CRL 2688 (The Egg Nebula)


About this image
This is a thirty-second exposure taken on the night of September 22nd 1994 (UT of observation 23/09/94:05:42). This photograph shows a region 50 arc seconds square. The first image has been compressed in brightness and very carefully windowed to try to show the amazing structure in this object. With some image viewers on certain computers, you may need to lighten the picture to see everything that's there. The second image is a pseudo-color version of the same original, in a different attempt to reveal its oddities. Observing conditions were not as good as the telescope optics, so that this image has a "seeing" measurement (average FWHM of several stars) of about 0.9 arc seconds.
Orientation: N up with W to the left.

About this object
CRL 2688, also known as the Egg Nebula, is believed to be a proto-planetary nebula, representing the transition to the comparatively well-studied planetary nebula phase.

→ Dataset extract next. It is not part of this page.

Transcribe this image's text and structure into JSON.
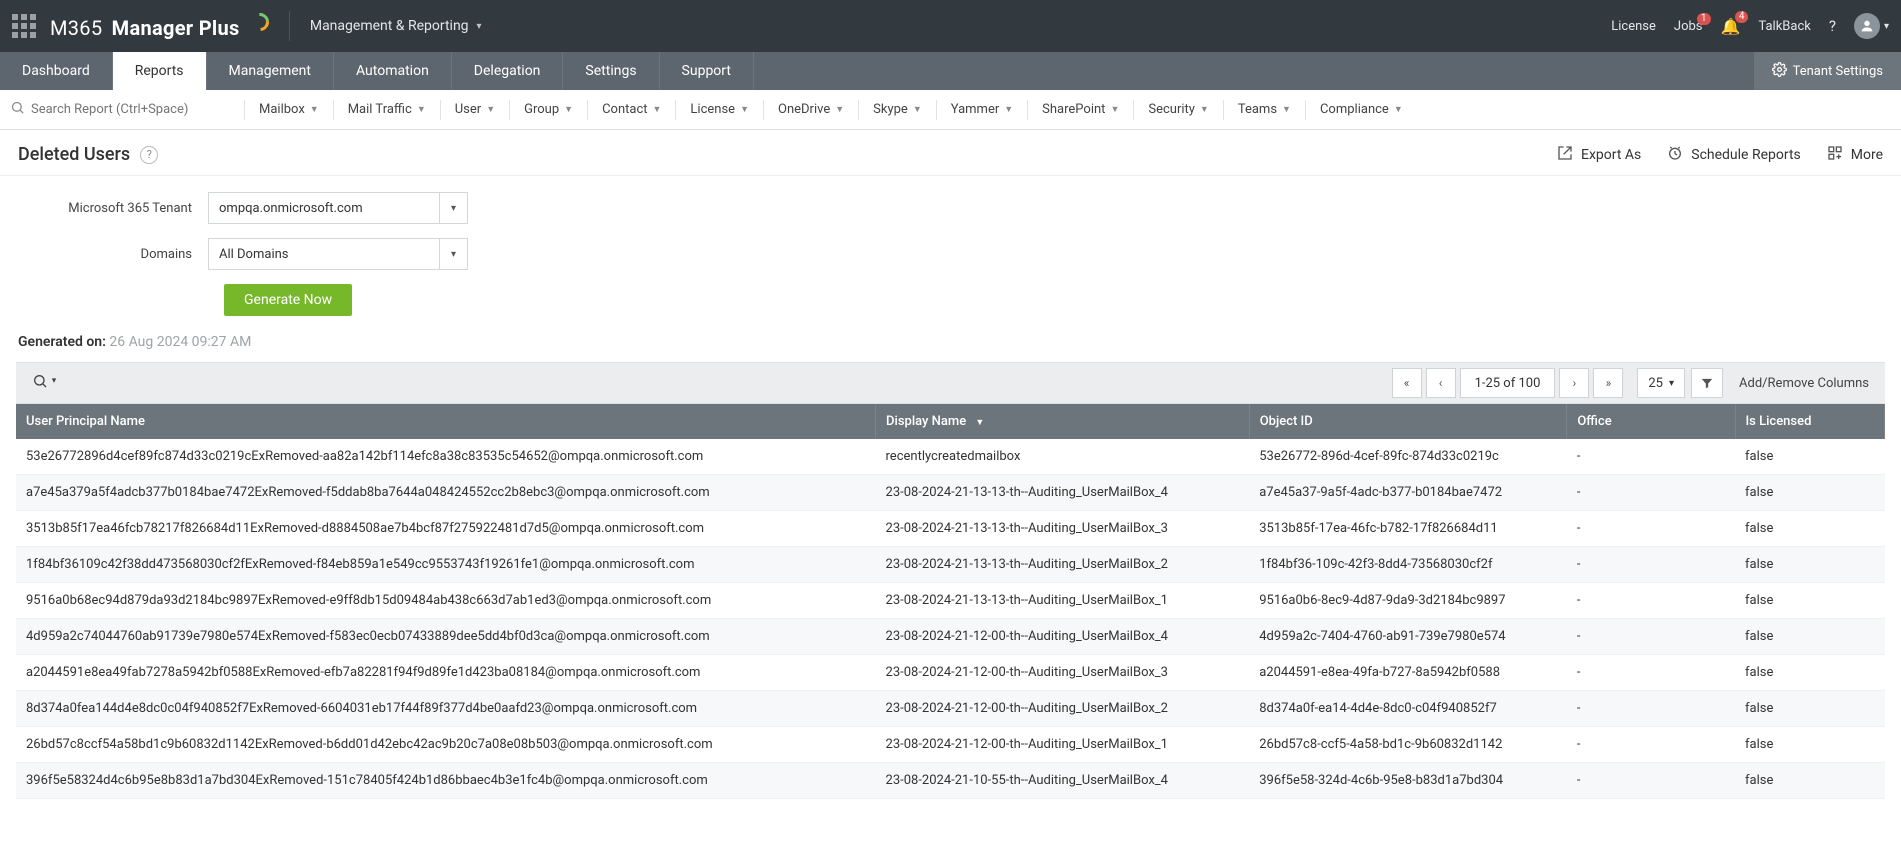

It is well established that the progenitors of planetary nebulae are stars at the tip of the asymptotic giant branch that are losing mass in a `super-wind' phase. However, only a few objects are known which can be reliably identified with this transition from star to planetary, which makes their study very important. This optical image shows the double-lobed nebula, which is illuminated by the central F5 star which is hidden from our direct view by a dust torus. This torus appears as a strong, though small, infrared source with a temperature of 150K. The optical emission is very strongly polarized, at about 40%, which is sufficient to be seen by eye with a Polaroid filter and a moderate-sized telescope. The distance to CRL 2688 is uncertain, but is probably about 3000 light years.

Location: 23 00.3 +36 30 (1950.0), size: about 25 arc seconds (very roughly 0.4 light years) across.


Comments by e-mail to nsharp@noao.edu